To be honest, we're firmly in the “don't make dinner reservations for Valentine's Day” camp. Save the special evenings for anniversaries, celebrations of achievements or special events, or heck, any random Friday night. Those are guaranteed to be more “romantic,” memorable, and special.
So, if you wanna do something fun on the 14th, make this cocktail…
It's called a French 75, and here's why it's the ultimate Valentine's Day cocktail:
- It involves champagne, but isn't just, you know, a glass of champagne. The cocktail relies on sparkling wine's effervescence and flavor, but is fortified with other ingredients, saving money and stretching the bottle to last all night.
- It's fresh and easy to drink, so if your sweetheart isn't super into spirit-forward cocktails, this is one that most anyone can get into.
- Since its citrus season, lemons are at their peak right now, turning a cold, dark February night into something bright and playful.
- It's a basic recipe that doesn't require any exotic liquors, or spirits you won't use again. But, if you're into it, you can easily fancy it up to include your sweetheart's favorite flavors.
- The drink is named for a potent piece of French field artillery from World War I, the 75-millimeter M1897, a small canon known for its rapid and efficient firing capabilities.

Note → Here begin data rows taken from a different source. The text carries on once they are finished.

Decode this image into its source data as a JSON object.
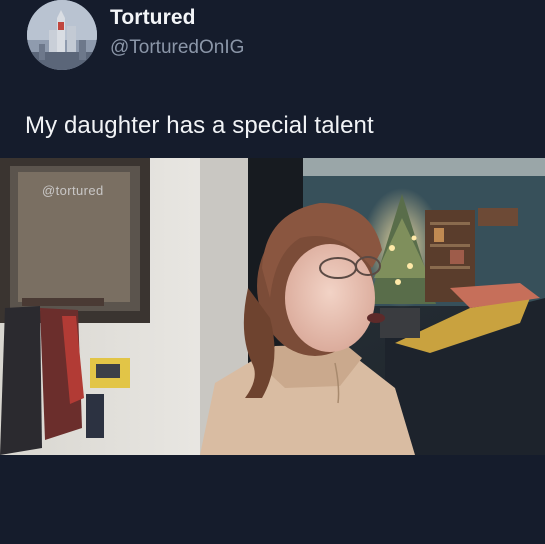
{
  "post": {
    "author_name": "Tortured",
    "author_handle": "@TorturedOnIG",
    "text": "My daughter has a special talent"
  },
  "media": {
    "watermark": "@tortured"
  },
  "colors": {
    "background": "#151c2c",
    "name": "#f3f5f8",
    "handle": "#8b96a8"
  }
}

So it's got a built-in little anecdote that you use to entertain your date while you whip these up. Also, insert jokes about small canons and rapid firing…
The French 75
- 2 oz. London Dry Gin
- 1/2 oz. 1:1 simple syrup (dissolve sugar in an equal part boiling water)
- 3/4 oz. fresh lemon juice
- 4-5 oz. Brut champagne
- Garnish: lemon twist
Directions: Make the simple syrup ahead of time and allow to cool. Zest the lemon with a peeler or paring knife, then juice. Combine the gin, lemon juice, and syrup in a cocktail shaker (or Mason jar) and shake with ice. Strain into a tall glass filled with cracked ice and add champagne. Finish by twisting the lemon peel over the drink and adding to the glass.
Some additional notes and thoughts:
- There's a reason this thing is named after a canon. It's strong. With two ounces of gin and the champagne, it's basically a double. Not that that's a problem, but just be aware.
- You might note that this isn't served in a champagne flute. That's because: champagne flutes are dumb. Don't own a set of glasses you can only use for one drink. Champagne tastes better out of a wine glass anyway. If you have some coupe or larger martini glasses, those are cool: just omit the extra ice. But I think the iced tall glass works best here.
- The basic recipe is classic, and more than 75 years old (probably). But you can spice this one up if you'd like: add some fresh herbs to the syrup. Use meyer lemon juice. Add a drop or two of bitters. Try other winter citrus. Just remember the ratio, and you'll come up with something drinkable.
Cheers. Happy Valentine's Day.